__Data in this exercise__.
··········
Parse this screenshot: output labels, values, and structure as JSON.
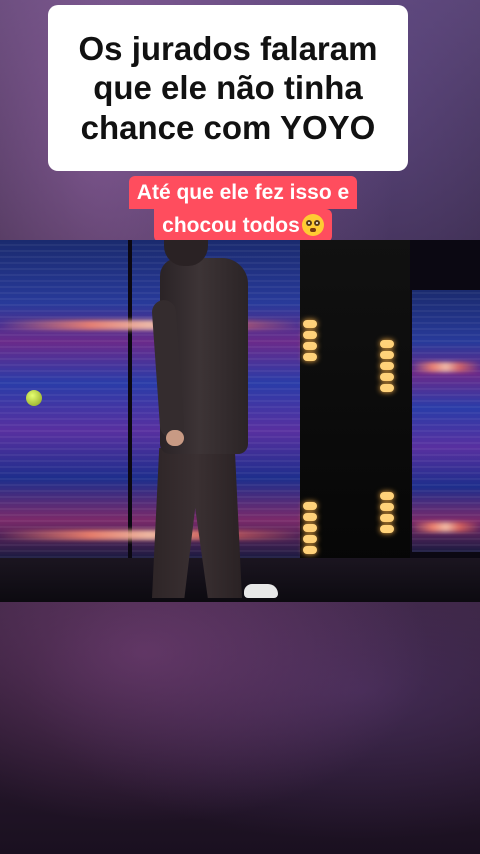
{
  "overlay": {
    "title_text": "Os jurados falaram\nque ele não tinha\nchance com YOYO",
    "subtitle_line1": "Até que ele fez isso e",
    "subtitle_line2": "chocou todos",
    "subtitle_emoji": "flushed-face-emoji"
  },
  "colors": {
    "title_bg": "#ffffff",
    "title_text": "#111111",
    "subtitle_bg": "#ff4d5e",
    "subtitle_text": "#ffffff"
  }
}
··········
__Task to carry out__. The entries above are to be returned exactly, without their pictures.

__Answer below__.
Parse this screenshot: output labels, values, and structure as JSON.
{
  "overlay": {
    "title_text": "Os jurados falaram\nque ele não tinha\nchance com YOYO",
    "subtitle_line1": "Até que ele fez isso e",
    "subtitle_line2": "chocou todos",
    "subtitle_emoji": "flushed-face-emoji"
  },
  "colors": {
    "title_bg": "#ffffff",
    "title_text": "#111111",
    "subtitle_bg": "#ff4d5e",
    "subtitle_text": "#ffffff"
  }
}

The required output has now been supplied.